-------- Stored data --------

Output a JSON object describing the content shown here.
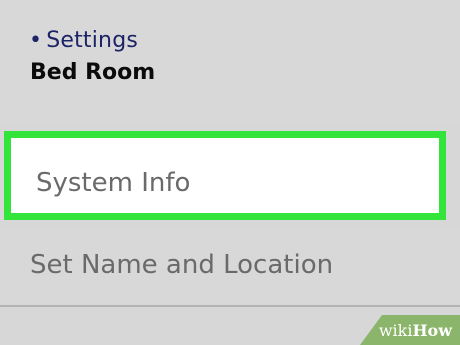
{
  "header": {
    "breadcrumb_bullet": "•",
    "breadcrumb": "Settings",
    "title": "Bed Room"
  },
  "menu": {
    "items": [
      {
        "label": "System Info"
      },
      {
        "label": "Set Name and Location"
      }
    ]
  },
  "watermark": {
    "text_wiki": "wiki",
    "text_how": "How"
  },
  "colors": {
    "highlight": "#33e53a",
    "breadcrumb": "#1c2366",
    "background": "#d7d7d7"
  }
}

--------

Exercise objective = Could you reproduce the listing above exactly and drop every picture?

Response area =
Output a JSON object describing the content shown here.
{
  "header": {
    "breadcrumb_bullet": "•",
    "breadcrumb": "Settings",
    "title": "Bed Room"
  },
  "menu": {
    "items": [
      {
        "label": "System Info"
      },
      {
        "label": "Set Name and Location"
      }
    ]
  },
  "watermark": {
    "text_wiki": "wiki",
    "text_how": "How"
  },
  "colors": {
    "highlight": "#33e53a",
    "breadcrumb": "#1c2366",
    "background": "#d7d7d7"
  }
}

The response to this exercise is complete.